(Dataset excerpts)
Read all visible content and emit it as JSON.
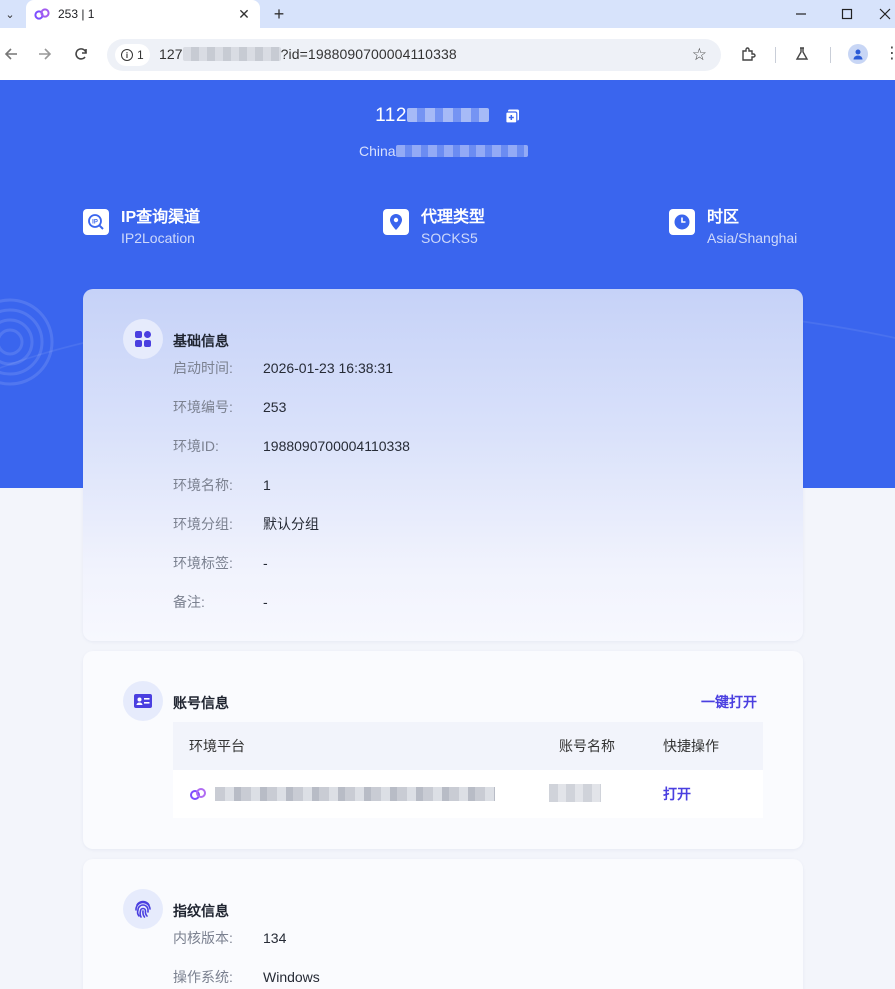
{
  "browser": {
    "tab_title": "253 | 1",
    "tab_caret": "⌄",
    "tab_close": "✕",
    "new_tab": "+",
    "site_info_count": "1",
    "url_prefix": "127",
    "url_suffix": "?id=1988090700004110338"
  },
  "proxy": {
    "ip_prefix": "112",
    "location_prefix": "China"
  },
  "stats": [
    {
      "label": "IP查询渠道",
      "value": "IP2Location",
      "icon": "ip-search-icon"
    },
    {
      "label": "代理类型",
      "value": "SOCKS5",
      "icon": "location-pin-icon"
    },
    {
      "label": "时区",
      "value": "Asia/Shanghai",
      "icon": "clock-icon"
    }
  ],
  "basic": {
    "title": "基础信息",
    "rows": [
      {
        "key": "启动时间:",
        "value": "2026-01-23 16:38:31"
      },
      {
        "key": "环境编号:",
        "value": "253"
      },
      {
        "key": "环境ID:",
        "value": "1988090700004110338"
      },
      {
        "key": "环境名称:",
        "value": "1"
      },
      {
        "key": "环境分组:",
        "value": "默认分组"
      },
      {
        "key": "环境标签:",
        "value": "-"
      },
      {
        "key": "备注:",
        "value": "-"
      }
    ]
  },
  "account": {
    "title": "账号信息",
    "open_all": "一键打开",
    "columns": [
      "环境平台",
      "账号名称",
      "快捷操作"
    ],
    "row_action": "打开"
  },
  "fingerprint": {
    "title": "指纹信息",
    "rows": [
      {
        "key": "内核版本:",
        "value": "134"
      },
      {
        "key": "操作系统:",
        "value": "Windows"
      }
    ]
  },
  "colors": {
    "hero": "#3a65ee",
    "accent": "#4a3fe0",
    "brand_purple": "#7c4dff"
  }
}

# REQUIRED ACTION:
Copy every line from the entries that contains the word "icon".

# OUTPUT:
      "icon": "ip-search-icon"
      "icon": "location-pin-icon"
      "icon": "clock-icon"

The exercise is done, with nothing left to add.